*ASSIGNMENT*. Each entry below must be repeated word for word.

*RECORDS PROVIDED*.
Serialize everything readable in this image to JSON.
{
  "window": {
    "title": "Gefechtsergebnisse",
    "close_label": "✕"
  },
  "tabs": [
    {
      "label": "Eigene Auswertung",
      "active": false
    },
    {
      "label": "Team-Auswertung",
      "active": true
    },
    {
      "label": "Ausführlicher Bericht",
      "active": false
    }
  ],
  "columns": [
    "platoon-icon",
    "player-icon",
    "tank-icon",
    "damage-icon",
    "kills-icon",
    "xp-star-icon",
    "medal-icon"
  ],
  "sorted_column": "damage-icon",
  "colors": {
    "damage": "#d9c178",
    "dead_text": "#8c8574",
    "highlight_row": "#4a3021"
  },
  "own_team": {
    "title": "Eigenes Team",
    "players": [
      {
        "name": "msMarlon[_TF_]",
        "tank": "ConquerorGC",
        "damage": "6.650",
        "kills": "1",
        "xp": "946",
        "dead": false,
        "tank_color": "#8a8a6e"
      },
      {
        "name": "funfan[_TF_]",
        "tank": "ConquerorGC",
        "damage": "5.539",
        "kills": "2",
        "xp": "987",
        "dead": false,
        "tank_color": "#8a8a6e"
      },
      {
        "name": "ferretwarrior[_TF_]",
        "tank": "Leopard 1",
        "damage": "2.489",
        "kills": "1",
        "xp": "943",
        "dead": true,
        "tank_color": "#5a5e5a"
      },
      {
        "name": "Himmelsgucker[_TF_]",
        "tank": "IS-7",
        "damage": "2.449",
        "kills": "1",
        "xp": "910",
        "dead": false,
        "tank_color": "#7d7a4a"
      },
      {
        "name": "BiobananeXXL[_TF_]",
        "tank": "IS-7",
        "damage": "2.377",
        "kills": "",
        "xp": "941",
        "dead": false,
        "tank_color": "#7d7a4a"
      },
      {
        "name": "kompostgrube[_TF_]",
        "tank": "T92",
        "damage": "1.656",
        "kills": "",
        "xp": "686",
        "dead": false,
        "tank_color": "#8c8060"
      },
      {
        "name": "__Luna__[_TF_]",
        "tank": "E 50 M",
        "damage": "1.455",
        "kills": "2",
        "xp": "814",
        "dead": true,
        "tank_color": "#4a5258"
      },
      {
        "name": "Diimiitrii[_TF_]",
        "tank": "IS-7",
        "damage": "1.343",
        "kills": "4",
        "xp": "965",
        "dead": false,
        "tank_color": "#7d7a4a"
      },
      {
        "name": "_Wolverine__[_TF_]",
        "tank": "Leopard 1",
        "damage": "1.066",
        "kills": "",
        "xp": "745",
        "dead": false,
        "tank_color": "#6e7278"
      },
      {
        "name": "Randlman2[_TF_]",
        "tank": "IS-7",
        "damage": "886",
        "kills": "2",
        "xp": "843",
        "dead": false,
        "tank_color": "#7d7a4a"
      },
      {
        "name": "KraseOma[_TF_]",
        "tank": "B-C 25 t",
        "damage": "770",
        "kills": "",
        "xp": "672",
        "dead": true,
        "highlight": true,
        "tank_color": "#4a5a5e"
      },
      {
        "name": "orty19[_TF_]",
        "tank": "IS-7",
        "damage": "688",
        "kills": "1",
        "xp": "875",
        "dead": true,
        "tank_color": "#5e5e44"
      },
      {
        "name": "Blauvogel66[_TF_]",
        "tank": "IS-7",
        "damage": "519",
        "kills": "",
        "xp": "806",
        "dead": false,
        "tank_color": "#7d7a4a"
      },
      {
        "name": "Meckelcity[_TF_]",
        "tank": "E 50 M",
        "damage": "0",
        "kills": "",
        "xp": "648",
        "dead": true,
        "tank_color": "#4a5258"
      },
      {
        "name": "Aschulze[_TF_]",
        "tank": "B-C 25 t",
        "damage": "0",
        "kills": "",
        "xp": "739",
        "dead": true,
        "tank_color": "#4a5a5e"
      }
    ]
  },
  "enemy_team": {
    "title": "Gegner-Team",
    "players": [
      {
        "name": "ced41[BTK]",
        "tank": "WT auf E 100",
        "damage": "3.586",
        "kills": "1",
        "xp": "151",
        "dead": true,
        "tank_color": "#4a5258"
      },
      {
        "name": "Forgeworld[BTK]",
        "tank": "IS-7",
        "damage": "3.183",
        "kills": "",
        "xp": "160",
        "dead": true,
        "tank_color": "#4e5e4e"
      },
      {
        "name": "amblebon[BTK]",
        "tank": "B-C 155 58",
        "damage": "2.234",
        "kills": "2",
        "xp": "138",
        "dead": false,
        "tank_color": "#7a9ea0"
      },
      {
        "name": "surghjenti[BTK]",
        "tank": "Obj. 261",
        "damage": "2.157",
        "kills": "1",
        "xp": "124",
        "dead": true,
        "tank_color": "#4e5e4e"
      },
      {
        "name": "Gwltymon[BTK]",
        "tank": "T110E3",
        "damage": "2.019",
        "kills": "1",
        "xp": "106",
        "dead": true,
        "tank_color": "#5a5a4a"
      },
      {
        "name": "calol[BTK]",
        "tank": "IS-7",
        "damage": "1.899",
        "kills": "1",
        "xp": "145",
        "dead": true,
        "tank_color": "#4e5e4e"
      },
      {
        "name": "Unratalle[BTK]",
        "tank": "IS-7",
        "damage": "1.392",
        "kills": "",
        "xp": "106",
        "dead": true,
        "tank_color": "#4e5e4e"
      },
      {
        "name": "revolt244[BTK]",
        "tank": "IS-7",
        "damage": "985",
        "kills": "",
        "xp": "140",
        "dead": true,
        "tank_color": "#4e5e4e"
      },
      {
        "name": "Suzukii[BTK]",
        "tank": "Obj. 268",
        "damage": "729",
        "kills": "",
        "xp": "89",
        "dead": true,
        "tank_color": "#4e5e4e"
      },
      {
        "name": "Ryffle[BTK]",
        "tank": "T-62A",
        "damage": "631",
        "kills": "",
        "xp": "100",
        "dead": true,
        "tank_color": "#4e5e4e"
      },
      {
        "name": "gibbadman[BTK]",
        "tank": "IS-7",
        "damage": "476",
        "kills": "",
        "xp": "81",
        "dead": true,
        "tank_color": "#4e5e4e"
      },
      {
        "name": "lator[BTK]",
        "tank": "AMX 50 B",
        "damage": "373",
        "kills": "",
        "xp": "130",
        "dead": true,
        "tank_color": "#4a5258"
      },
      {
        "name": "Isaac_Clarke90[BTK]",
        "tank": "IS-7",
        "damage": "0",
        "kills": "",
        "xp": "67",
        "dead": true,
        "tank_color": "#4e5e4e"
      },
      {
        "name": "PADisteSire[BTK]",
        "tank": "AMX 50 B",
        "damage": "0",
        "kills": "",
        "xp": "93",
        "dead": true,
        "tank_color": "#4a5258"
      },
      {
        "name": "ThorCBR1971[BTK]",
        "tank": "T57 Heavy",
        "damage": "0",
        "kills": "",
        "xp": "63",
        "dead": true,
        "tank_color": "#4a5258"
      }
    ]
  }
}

*OUTPUT FOR THIS TASK*.
Serialize everything readable in this image to JSON.
{
  "window": {
    "title": "Gefechtsergebnisse",
    "close_label": "✕"
  },
  "tabs": [
    {
      "label": "Eigene Auswertung",
      "active": false
    },
    {
      "label": "Team-Auswertung",
      "active": true
    },
    {
      "label": "Ausführlicher Bericht",
      "active": false
    }
  ],
  "columns": [
    "platoon-icon",
    "player-icon",
    "tank-icon",
    "damage-icon",
    "kills-icon",
    "xp-star-icon",
    "medal-icon"
  ],
  "sorted_column": "damage-icon",
  "colors": {
    "damage": "#d9c178",
    "dead_text": "#8c8574",
    "highlight_row": "#4a3021"
  },
  "own_team": {
    "title": "Eigenes Team",
    "players": [
      {
        "name": "msMarlon[_TF_]",
        "tank": "ConquerorGC",
        "damage": "6.650",
        "kills": "1",
        "xp": "946",
        "dead": false,
        "tank_color": "#8a8a6e"
      },
      {
        "name": "funfan[_TF_]",
        "tank": "ConquerorGC",
        "damage": "5.539",
        "kills": "2",
        "xp": "987",
        "dead": false,
        "tank_color": "#8a8a6e"
      },
      {
        "name": "ferretwarrior[_TF_]",
        "tank": "Leopard 1",
        "damage": "2.489",
        "kills": "1",
        "xp": "943",
        "dead": true,
        "tank_color": "#5a5e5a"
      },
      {
        "name": "Himmelsgucker[_TF_]",
        "tank": "IS-7",
        "damage": "2.449",
        "kills": "1",
        "xp": "910",
        "dead": false,
        "tank_color": "#7d7a4a"
      },
      {
        "name": "BiobananeXXL[_TF_]",
        "tank": "IS-7",
        "damage": "2.377",
        "kills": "",
        "xp": "941",
        "dead": false,
        "tank_color": "#7d7a4a"
      },
      {
        "name": "kompostgrube[_TF_]",
        "tank": "T92",
        "damage": "1.656",
        "kills": "",
        "xp": "686",
        "dead": false,
        "tank_color": "#8c8060"
      },
      {
        "name": "__Luna__[_TF_]",
        "tank": "E 50 M",
        "damage": "1.455",
        "kills": "2",
        "xp": "814",
        "dead": true,
        "tank_color": "#4a5258"
      },
      {
        "name": "Diimiitrii[_TF_]",
        "tank": "IS-7",
        "damage": "1.343",
        "kills": "4",
        "xp": "965",
        "dead": false,
        "tank_color": "#7d7a4a"
      },
      {
        "name": "_Wolverine__[_TF_]",
        "tank": "Leopard 1",
        "damage": "1.066",
        "kills": "",
        "xp": "745",
        "dead": false,
        "tank_color": "#6e7278"
      },
      {
        "name": "Randlman2[_TF_]",
        "tank": "IS-7",
        "damage": "886",
        "kills": "2",
        "xp": "843",
        "dead": false,
        "tank_color": "#7d7a4a"
      },
      {
        "name": "KraseOma[_TF_]",
        "tank": "B-C 25 t",
        "damage": "770",
        "kills": "",
        "xp": "672",
        "dead": true,
        "highlight": true,
        "tank_color": "#4a5a5e"
      },
      {
        "name": "orty19[_TF_]",
        "tank": "IS-7",
        "damage": "688",
        "kills": "1",
        "xp": "875",
        "dead": true,
        "tank_color": "#5e5e44"
      },
      {
        "name": "Blauvogel66[_TF_]",
        "tank": "IS-7",
        "damage": "519",
        "kills": "",
        "xp": "806",
        "dead": false,
        "tank_color": "#7d7a4a"
      },
      {
        "name": "Meckelcity[_TF_]",
        "tank": "E 50 M",
        "damage": "0",
        "kills": "",
        "xp": "648",
        "dead": true,
        "tank_color": "#4a5258"
      },
      {
        "name": "Aschulze[_TF_]",
        "tank": "B-C 25 t",
        "damage": "0",
        "kills": "",
        "xp": "739",
        "dead": true,
        "tank_color": "#4a5a5e"
      }
    ]
  },
  "enemy_team": {
    "title": "Gegner-Team",
    "players": [
      {
        "name": "ced41[BTK]",
        "tank": "WT auf E 100",
        "damage": "3.586",
        "kills": "1",
        "xp": "151",
        "dead": true,
        "tank_color": "#4a5258"
      },
      {
        "name": "Forgeworld[BTK]",
        "tank": "IS-7",
        "damage": "3.183",
        "kills": "",
        "xp": "160",
        "dead": true,
        "tank_color": "#4e5e4e"
      },
      {
        "name": "amblebon[BTK]",
        "tank": "B-C 155 58",
        "damage": "2.234",
        "kills": "2",
        "xp": "138",
        "dead": false,
        "tank_color": "#7a9ea0"
      },
      {
        "name": "surghjenti[BTK]",
        "tank": "Obj. 261",
        "damage": "2.157",
        "kills": "1",
        "xp": "124",
        "dead": true,
        "tank_color": "#4e5e4e"
      },
      {
        "name": "Gwltymon[BTK]",
        "tank": "T110E3",
        "damage": "2.019",
        "kills": "1",
        "xp": "106",
        "dead": true,
        "tank_color": "#5a5a4a"
      },
      {
        "name": "calol[BTK]",
        "tank": "IS-7",
        "damage": "1.899",
        "kills": "1",
        "xp": "145",
        "dead": true,
        "tank_color": "#4e5e4e"
      },
      {
        "name": "Unratalle[BTK]",
        "tank": "IS-7",
        "damage": "1.392",
        "kills": "",
        "xp": "106",
        "dead": true,
        "tank_color": "#4e5e4e"
      },
      {
        "name": "revolt244[BTK]",
        "tank": "IS-7",
        "damage": "985",
        "kills": "",
        "xp": "140",
        "dead": true,
        "tank_color": "#4e5e4e"
      },
      {
        "name": "Suzukii[BTK]",
        "tank": "Obj. 268",
        "damage": "729",
        "kills": "",
        "xp": "89",
        "dead": true,
        "tank_color": "#4e5e4e"
      },
      {
        "name": "Ryffle[BTK]",
        "tank": "T-62A",
        "damage": "631",
        "kills": "",
        "xp": "100",
        "dead": true,
        "tank_color": "#4e5e4e"
      },
      {
        "name": "gibbadman[BTK]",
        "tank": "IS-7",
        "damage": "476",
        "kills": "",
        "xp": "81",
        "dead": true,
        "tank_color": "#4e5e4e"
      },
      {
        "name": "lator[BTK]",
        "tank": "AMX 50 B",
        "damage": "373",
        "kills": "",
        "xp": "130",
        "dead": true,
        "tank_color": "#4a5258"
      },
      {
        "name": "Isaac_Clarke90[BTK]",
        "tank": "IS-7",
        "damage": "0",
        "kills": "",
        "xp": "67",
        "dead": true,
        "tank_color": "#4e5e4e"
      },
      {
        "name": "PADisteSire[BTK]",
        "tank": "AMX 50 B",
        "damage": "0",
        "kills": "",
        "xp": "93",
        "dead": true,
        "tank_color": "#4a5258"
      },
      {
        "name": "ThorCBR1971[BTK]",
        "tank": "T57 Heavy",
        "damage": "0",
        "kills": "",
        "xp": "63",
        "dead": true,
        "tank_color": "#4a5258"
      }
    ]
  }
}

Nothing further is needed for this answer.